**WHAT YOU HAVE TO DO**
Search the data for the word "name" and copy every line that contains it.
☆ ☆ ☆ ☆ ☆
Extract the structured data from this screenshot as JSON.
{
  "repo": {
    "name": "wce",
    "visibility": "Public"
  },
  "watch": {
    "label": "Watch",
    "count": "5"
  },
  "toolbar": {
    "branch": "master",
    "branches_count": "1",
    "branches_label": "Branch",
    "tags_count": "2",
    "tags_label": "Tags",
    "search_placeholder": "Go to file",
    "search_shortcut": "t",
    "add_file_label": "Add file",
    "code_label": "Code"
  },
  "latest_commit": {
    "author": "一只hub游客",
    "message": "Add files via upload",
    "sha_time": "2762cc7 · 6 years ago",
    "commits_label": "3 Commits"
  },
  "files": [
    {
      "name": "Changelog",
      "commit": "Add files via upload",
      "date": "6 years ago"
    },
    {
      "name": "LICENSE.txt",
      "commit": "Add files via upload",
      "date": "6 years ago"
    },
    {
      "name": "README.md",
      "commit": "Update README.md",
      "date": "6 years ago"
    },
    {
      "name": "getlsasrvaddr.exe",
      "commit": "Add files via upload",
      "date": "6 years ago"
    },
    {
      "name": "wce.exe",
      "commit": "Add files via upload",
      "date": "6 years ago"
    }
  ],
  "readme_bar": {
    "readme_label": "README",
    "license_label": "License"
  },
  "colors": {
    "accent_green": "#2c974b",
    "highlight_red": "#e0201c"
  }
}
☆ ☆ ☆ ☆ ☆
**RESPONSE FOR THIS EXERCISE**
    "name": "wce",
      "name": "Changelog",
      "name": "LICENSE.txt",
      "name": "README.md",
      "name": "getlsasrvaddr.exe",
      "name": "wce.exe",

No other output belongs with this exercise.